Guidelines for multiple languages support:

  • How should multiple languages be supported in the application?

    Example: Use a combination of language files (e.g., en.json, fr.json) and a dynamic loader to switch between languages based on user preferences.

  • What tools or libraries are recommended for localization and internationalization?

    Example: For JavaScript projects, consider using libraries like i18next or react-intl for seamless integration of translations.

19. Deprecated Code:

Handling old or unused parts of the codebase:

  • How should deprecated or unused code be managed?

    Example: Mark deprecated code with comments (e.g., // DEPRECATED: ...) and provide an alternative or reason for deprecation.

  • When and how should old code be removed from the codebase?

    Example: Remove deprecated code after two major versions or after ensuring no dependencies. Always document the removal in changelogs or release notes.

Wrapping Up

Hey, you made it to the end! I hope you found this coding style documentation guide useful.

If you're curious about other ways to make things smoother, you might like our pull request template. It's a handy tool for those code review moments. And if you're ever wondering how your fellow developers feel about the coding environment, our developer experience survey is an easy way to gather some thoughts.

Keep in mind, it's always a good idea to revisit this guide from time to time.
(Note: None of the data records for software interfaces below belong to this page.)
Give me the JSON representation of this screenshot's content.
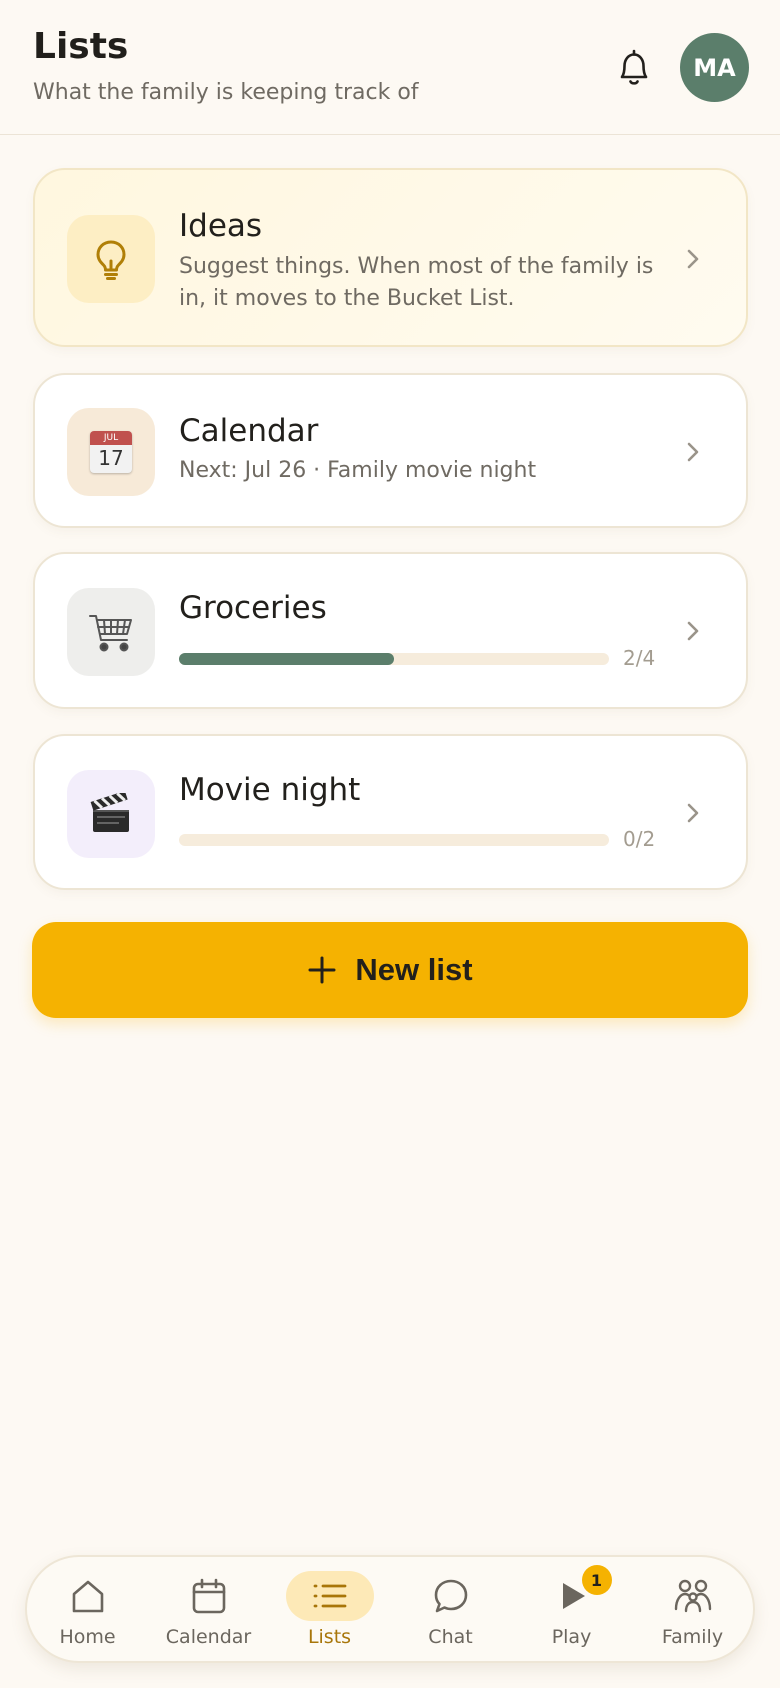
{
  "header": {
    "title": "Lists",
    "subtitle": "What the family is keeping track of",
    "avatar_initials": "MA"
  },
  "lists": [
    {
      "title": "Ideas",
      "description": "Suggest things. When most of the family is in, it moves to the Bucket List.",
      "icon": "lightbulb-icon"
    },
    {
      "title": "Calendar",
      "description": "Next: Jul 26 · Family movie night",
      "icon": "calendar-emoji-icon",
      "icon_month": "JUL",
      "icon_day": "17"
    },
    {
      "title": "Groceries",
      "icon": "shopping-cart-icon",
      "progress": {
        "done": 2,
        "total": 4,
        "label": "2/4"
      }
    },
    {
      "title": "Movie night",
      "icon": "clapper-board-icon",
      "progress": {
        "done": 0,
        "total": 2,
        "label": "0/2"
      }
    }
  ],
  "new_list_button": {
    "label": "New list",
    "icon": "plus-icon"
  },
  "nav": [
    {
      "label": "Home",
      "icon": "home-icon"
    },
    {
      "label": "Calendar",
      "icon": "calendar-icon"
    },
    {
      "label": "Lists",
      "icon": "list-icon",
      "active": true
    },
    {
      "label": "Chat",
      "icon": "chat-bubble-icon"
    },
    {
      "label": "Play",
      "icon": "play-icon",
      "badge": "1"
    },
    {
      "label": "Family",
      "icon": "family-icon"
    }
  ],
  "colors": {
    "background": "#fdf9f3",
    "accent": "#f5b201",
    "green": "#5b7e6b",
    "active_nav_pill": "#fde9b7",
    "active_nav_text": "#a8760a"
  }
}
Code evolves, and so should our guidelines.

How to build your coding style documentation